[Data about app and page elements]
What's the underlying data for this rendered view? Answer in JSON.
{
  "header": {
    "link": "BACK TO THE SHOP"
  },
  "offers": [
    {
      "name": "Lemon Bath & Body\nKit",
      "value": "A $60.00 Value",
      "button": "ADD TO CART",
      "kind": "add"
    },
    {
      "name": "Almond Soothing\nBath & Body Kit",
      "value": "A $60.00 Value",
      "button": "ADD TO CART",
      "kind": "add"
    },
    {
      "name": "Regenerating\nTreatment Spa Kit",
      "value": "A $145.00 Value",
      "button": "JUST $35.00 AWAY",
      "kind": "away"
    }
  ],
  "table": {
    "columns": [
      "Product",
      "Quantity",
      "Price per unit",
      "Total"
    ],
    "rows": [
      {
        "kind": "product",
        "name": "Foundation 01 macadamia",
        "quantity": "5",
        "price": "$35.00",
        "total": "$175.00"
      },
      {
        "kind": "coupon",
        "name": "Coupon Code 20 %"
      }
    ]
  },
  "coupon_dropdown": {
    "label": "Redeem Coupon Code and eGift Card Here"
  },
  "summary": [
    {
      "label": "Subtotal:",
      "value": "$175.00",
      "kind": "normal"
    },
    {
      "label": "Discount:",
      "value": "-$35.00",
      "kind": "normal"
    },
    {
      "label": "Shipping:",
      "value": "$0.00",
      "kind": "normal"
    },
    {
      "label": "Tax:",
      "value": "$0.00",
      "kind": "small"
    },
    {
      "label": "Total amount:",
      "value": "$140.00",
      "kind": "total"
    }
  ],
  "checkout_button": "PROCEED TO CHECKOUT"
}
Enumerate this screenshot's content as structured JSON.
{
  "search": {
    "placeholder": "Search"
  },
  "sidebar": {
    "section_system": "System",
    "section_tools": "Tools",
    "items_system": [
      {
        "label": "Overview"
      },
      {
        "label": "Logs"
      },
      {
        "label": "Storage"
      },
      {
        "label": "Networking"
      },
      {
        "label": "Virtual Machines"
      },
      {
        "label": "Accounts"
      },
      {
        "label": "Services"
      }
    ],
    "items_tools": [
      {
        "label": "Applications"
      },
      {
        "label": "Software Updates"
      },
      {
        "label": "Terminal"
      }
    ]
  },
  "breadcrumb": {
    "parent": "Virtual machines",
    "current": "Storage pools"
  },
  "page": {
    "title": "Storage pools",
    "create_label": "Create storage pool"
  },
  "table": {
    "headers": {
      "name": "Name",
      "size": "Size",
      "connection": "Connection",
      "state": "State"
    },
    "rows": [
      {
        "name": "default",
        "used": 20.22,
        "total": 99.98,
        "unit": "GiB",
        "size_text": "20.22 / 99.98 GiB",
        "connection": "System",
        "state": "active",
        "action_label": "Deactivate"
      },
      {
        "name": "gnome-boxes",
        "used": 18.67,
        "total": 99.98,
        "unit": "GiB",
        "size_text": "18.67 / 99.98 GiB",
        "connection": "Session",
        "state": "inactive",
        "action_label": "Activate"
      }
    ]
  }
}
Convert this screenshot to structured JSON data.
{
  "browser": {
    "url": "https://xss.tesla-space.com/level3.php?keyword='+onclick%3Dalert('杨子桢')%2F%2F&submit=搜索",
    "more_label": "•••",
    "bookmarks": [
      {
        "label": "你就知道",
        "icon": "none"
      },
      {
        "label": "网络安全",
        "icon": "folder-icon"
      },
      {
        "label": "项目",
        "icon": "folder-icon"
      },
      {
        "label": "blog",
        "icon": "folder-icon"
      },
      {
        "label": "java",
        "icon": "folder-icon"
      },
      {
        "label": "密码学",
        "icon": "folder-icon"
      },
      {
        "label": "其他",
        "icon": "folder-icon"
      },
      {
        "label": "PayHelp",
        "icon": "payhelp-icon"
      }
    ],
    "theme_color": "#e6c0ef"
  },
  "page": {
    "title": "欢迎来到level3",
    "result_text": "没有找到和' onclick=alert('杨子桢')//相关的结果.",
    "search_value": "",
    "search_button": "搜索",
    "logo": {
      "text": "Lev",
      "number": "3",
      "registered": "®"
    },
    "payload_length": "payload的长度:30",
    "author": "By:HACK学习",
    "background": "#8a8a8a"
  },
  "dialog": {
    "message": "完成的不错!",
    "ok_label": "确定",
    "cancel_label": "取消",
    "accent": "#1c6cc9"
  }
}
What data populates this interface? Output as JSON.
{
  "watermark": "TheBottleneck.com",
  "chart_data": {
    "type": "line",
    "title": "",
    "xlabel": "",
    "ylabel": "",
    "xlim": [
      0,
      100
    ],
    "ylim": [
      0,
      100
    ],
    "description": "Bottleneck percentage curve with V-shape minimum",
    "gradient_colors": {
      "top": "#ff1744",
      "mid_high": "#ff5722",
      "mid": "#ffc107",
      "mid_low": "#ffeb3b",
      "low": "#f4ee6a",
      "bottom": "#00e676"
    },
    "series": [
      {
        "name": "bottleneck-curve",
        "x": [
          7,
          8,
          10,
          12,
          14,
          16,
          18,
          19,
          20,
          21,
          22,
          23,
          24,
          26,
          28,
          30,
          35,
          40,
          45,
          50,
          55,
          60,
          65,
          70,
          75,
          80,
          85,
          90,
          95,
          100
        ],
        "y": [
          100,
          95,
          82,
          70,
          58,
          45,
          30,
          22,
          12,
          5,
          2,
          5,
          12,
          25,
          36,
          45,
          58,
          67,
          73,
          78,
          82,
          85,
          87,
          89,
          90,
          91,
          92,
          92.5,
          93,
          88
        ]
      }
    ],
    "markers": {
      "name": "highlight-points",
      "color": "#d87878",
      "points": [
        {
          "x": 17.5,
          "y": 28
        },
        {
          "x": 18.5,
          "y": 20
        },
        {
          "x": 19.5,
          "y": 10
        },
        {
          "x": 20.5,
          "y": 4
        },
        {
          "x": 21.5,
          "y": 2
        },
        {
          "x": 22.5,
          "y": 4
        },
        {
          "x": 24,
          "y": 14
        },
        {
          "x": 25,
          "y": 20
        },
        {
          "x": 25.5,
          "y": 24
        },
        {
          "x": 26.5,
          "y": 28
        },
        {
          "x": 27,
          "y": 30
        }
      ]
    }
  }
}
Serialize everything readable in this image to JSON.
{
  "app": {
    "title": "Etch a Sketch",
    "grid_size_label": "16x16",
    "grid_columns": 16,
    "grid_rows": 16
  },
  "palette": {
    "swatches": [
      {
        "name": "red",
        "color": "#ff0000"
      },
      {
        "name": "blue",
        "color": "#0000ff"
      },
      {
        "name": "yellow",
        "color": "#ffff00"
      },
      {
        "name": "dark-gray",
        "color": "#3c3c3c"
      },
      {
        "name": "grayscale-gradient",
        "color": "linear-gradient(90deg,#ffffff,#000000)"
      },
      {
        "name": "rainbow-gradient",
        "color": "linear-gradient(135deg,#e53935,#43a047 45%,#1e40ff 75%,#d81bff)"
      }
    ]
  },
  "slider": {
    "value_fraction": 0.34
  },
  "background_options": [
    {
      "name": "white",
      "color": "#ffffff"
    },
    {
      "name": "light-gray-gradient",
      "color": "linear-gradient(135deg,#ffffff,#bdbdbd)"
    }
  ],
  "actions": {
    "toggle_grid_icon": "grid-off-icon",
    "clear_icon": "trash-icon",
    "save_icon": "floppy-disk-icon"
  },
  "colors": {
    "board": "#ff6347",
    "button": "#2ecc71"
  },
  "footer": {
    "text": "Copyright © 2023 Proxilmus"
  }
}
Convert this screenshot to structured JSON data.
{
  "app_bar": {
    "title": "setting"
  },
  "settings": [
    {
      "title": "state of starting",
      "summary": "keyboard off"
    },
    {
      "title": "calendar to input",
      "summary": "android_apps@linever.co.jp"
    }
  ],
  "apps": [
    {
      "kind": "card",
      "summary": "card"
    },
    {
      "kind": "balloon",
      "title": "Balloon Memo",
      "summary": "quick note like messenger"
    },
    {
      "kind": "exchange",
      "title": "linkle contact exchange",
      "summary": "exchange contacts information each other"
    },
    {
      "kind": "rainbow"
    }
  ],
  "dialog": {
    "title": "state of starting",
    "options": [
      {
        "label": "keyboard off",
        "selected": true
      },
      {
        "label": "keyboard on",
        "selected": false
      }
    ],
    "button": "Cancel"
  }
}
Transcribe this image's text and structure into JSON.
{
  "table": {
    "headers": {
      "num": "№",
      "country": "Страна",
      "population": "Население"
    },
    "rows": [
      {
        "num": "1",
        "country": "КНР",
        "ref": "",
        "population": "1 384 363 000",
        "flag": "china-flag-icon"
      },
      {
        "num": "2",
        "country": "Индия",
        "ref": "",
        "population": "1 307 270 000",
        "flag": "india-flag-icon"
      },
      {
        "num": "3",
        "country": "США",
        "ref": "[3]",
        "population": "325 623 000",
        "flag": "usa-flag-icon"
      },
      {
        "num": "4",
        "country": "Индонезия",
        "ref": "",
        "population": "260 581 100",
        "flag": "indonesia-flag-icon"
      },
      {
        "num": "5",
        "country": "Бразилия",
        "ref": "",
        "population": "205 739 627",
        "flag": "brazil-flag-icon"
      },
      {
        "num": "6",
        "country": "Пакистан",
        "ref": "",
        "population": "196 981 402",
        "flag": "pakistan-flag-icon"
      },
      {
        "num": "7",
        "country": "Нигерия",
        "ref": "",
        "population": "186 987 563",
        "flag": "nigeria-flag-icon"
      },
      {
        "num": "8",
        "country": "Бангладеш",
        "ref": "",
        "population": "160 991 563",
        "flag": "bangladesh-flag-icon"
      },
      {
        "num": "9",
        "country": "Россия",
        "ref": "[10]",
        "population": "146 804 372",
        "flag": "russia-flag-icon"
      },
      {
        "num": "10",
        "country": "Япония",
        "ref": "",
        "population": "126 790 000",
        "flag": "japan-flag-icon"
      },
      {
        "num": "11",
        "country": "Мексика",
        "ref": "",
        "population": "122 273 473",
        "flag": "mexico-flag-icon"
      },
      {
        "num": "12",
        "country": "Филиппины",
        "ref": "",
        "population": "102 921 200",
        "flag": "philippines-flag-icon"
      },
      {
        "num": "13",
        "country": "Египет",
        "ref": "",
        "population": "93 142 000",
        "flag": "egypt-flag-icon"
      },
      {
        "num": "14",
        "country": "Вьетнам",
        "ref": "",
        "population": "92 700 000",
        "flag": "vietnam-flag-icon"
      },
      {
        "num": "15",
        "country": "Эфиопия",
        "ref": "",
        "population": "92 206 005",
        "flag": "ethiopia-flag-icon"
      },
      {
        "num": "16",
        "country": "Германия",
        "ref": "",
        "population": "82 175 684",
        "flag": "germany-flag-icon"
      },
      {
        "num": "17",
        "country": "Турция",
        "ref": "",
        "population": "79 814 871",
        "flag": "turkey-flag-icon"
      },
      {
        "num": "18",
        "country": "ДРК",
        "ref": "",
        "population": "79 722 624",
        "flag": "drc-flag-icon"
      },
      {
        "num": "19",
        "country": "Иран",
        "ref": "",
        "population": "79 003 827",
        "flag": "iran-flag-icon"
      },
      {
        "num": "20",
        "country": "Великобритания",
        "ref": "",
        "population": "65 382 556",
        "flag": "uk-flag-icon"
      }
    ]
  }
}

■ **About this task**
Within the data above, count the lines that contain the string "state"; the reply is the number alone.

■ **Written response**
5